Anilusv.Gail Realties

Appellate Division of the Supreme Court of New York, Second DepartmentJul 18, 1994
206 A.D.2d 446 (N.Y. App. Div. 1994)
206 A.D.2d 446614 N.Y.S.2d 551

July 18, 1994

Appeal from the Supreme Court, Kings County (Hurowitz, J.).


Ordered that the order is reversed, on the law, with costs, the motion and cross motion are granted, the complaint is dismissed insofar as it is asserted against the defendants Gail Realties, Anatol Inkeles, and Klara Inkeles and, the action against the remaining defendants is severed, and the third-party complaint is dismissed.

On October 7, 1984, the plaintiff Shirley Anilus was allegedly injured when she was struck in the head by a trap door leading into the basement of the boutique in which she was employed. The record indicates that the accident occurred when a fellow employee, who was holding the trap door open for the plaintiff, prematurely released it, causing the door to drop and hit the plaintiff.
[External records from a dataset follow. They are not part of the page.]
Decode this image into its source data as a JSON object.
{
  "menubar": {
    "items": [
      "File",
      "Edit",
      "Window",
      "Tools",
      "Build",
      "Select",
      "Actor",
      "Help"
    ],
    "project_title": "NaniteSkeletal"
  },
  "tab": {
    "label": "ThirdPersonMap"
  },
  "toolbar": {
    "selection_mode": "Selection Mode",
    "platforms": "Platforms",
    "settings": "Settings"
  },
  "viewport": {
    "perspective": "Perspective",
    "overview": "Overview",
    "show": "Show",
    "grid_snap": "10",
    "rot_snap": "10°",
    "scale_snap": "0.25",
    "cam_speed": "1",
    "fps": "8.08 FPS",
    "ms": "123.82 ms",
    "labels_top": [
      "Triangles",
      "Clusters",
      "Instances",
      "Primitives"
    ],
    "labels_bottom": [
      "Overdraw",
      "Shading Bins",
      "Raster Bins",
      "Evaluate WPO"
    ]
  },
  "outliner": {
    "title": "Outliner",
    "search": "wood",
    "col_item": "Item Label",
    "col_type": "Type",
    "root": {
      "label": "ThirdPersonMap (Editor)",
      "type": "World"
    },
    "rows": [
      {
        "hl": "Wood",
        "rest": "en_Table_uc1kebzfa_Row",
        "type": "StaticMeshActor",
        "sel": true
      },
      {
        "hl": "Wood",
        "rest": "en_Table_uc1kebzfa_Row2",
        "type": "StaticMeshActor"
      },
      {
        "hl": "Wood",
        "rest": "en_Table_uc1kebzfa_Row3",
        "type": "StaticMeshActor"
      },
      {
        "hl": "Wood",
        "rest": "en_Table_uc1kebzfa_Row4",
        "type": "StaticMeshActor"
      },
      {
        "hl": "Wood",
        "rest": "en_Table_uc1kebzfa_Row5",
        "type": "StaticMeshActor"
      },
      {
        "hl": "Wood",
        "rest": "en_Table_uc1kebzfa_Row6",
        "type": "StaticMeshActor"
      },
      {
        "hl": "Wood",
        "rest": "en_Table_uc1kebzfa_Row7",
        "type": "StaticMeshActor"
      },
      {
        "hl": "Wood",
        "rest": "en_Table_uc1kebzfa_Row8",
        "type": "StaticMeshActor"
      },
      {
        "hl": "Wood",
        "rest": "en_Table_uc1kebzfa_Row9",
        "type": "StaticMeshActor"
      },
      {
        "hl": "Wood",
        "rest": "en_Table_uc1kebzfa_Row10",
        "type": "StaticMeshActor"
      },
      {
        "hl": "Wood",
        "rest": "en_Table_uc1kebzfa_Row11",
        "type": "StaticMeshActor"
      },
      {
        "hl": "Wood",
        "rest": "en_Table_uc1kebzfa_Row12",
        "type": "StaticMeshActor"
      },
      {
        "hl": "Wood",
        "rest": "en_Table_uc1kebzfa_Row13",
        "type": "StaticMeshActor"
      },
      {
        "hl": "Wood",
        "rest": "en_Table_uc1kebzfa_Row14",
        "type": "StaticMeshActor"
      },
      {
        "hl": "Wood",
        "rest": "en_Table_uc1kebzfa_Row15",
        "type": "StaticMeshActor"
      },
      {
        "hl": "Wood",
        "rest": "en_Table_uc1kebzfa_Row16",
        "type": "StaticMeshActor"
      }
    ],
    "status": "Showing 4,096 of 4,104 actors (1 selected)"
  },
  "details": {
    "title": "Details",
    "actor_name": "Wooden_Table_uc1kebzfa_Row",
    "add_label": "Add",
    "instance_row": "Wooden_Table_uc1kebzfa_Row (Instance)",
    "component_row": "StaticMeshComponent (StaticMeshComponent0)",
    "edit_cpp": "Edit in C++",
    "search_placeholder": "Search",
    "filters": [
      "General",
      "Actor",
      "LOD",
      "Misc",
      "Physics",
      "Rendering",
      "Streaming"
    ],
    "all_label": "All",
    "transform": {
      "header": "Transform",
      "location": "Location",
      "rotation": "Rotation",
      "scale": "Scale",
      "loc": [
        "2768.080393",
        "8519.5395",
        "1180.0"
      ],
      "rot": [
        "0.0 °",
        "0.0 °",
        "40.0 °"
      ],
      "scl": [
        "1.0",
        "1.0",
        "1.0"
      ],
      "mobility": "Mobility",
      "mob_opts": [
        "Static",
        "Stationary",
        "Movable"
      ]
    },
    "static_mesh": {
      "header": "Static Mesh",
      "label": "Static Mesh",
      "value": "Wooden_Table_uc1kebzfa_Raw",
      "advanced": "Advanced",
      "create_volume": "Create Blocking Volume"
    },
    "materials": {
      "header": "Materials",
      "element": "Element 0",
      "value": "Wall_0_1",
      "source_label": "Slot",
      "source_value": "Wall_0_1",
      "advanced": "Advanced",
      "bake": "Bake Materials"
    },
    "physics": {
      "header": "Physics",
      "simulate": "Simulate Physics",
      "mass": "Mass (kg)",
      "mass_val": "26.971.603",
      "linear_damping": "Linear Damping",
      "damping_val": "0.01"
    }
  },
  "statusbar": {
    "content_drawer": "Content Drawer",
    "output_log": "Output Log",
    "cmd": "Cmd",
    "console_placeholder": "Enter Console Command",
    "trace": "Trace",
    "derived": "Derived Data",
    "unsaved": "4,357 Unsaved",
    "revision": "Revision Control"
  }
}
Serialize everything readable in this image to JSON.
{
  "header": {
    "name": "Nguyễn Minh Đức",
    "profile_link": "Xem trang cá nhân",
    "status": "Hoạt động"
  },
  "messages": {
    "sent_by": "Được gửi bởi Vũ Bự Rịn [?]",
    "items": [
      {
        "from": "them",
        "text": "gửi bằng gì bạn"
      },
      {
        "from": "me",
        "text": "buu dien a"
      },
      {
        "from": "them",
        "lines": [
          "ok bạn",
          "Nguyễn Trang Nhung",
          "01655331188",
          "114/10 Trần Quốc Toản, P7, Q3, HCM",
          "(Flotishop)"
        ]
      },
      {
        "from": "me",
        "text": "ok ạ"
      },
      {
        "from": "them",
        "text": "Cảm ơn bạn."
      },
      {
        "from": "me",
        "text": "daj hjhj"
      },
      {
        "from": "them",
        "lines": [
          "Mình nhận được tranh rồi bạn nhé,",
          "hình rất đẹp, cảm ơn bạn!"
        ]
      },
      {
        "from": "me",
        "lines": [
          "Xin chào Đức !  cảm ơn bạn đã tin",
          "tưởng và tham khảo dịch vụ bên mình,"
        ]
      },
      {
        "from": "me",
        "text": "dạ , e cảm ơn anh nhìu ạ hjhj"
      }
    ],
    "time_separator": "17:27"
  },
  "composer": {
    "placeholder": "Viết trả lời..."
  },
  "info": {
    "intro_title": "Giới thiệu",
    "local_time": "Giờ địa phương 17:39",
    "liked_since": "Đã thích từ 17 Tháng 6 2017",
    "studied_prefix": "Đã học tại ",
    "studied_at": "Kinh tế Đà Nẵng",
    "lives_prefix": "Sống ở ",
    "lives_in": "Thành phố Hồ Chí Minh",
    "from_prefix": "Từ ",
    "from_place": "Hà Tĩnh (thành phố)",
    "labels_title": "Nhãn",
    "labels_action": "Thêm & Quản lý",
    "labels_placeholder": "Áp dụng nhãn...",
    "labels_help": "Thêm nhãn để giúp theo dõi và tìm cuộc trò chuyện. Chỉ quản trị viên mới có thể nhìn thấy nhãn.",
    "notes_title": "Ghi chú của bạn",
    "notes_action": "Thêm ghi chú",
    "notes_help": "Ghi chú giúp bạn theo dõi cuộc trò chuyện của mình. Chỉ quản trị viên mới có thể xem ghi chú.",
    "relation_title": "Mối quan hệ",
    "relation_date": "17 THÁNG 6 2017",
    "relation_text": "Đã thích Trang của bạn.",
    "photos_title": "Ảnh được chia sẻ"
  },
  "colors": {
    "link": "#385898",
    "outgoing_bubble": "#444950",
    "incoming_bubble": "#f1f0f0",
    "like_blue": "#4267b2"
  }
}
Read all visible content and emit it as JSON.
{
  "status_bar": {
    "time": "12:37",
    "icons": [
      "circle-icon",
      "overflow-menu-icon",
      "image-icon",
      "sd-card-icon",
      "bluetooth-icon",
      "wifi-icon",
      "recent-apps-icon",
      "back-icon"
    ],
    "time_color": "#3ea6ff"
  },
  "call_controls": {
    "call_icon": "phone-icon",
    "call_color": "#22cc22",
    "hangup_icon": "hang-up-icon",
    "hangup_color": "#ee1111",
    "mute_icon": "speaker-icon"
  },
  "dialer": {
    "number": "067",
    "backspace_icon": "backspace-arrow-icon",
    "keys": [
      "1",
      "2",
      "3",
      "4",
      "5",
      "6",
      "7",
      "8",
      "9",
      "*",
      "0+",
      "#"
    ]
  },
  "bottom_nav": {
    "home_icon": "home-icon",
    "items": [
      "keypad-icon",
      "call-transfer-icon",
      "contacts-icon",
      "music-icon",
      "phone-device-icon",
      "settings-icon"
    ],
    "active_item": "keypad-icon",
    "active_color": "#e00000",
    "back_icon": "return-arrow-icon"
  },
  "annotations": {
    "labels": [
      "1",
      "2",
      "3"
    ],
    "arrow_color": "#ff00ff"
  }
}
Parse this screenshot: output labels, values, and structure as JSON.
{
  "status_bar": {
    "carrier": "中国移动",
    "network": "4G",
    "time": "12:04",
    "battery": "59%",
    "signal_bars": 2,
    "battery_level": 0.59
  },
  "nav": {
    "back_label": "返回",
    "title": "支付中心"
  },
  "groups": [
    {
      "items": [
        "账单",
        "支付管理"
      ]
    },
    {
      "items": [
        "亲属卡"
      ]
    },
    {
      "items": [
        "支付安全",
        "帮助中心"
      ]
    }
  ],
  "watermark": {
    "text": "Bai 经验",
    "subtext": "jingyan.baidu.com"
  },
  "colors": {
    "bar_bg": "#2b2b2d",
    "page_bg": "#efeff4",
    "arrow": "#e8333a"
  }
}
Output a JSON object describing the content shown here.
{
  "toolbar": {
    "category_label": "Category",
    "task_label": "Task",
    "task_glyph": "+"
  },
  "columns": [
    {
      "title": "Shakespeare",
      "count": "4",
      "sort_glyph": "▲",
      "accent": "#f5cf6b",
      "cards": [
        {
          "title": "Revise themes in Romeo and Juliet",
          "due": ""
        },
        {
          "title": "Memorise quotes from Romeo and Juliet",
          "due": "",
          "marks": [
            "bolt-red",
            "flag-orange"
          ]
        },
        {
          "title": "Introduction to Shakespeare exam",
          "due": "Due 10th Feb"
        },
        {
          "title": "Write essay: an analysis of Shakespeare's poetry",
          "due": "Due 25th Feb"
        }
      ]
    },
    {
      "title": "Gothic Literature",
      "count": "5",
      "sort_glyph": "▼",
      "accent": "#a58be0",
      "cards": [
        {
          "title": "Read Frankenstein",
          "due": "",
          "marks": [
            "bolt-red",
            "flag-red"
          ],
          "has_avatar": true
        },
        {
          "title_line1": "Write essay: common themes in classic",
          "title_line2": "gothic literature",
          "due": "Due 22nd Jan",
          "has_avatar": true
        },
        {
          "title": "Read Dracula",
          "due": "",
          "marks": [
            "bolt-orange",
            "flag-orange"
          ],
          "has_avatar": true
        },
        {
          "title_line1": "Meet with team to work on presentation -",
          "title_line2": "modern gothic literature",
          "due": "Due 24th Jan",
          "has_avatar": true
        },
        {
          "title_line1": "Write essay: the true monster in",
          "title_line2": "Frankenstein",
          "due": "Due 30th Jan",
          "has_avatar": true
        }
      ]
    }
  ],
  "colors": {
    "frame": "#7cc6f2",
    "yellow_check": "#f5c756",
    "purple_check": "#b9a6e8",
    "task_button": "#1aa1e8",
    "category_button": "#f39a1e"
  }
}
At the time of the accident, the premises leased by the plaintiff's employer was owned by the appellants Gail Realties, Anatol Inkeles, and Klara Inkeles. The plaintiff subsequently commenced this action, inter alia, against the appellants, alleging that they had negligently permitted a dangerous condition to exist at the premises, and the appellants in turn impleaded the plaintiff's employer, Joli Madame Boutique, Inc.

On appeal, the appellants contend, inter alia, that the Supreme Court erred in denying their motion for summary judgment because the plaintiff failed to submit any evidence that the trap door was structurally unsafe, and that its dangerous condition was a proximate cause of the accident. We agree. The unsupported allegation of the plaintiff's attorney that the "entire trap door" constituted an unreasonable danger was insufficient to raise an issue of fact as to whether the trap door was constructed in an unsafe manner, or violated any statutory or administrative safety standards (see, Brown v. Weinreb, 183 A.D.2d 562). Thus, although it is undisputed that the trap door was constructed prior to the lease of the premises to the plaintiff's employer, under the circumstances of this case we find no basis for imposing liability on the appellants, who were not in possession of the premises at the time of the accident (see, Maganias v. Scott Realty Co., 187 A.D.2d 417). Accordingly, the appellants' motion for summary judgment dismissing the complaint insofar as it is asserted against them and the third-party defendant's motion for summary judgment dismissing the third-party complaint are granted. Thompson, J.P., Rosenblatt, Ritter, Friedmann and Krausman, JJ., concur.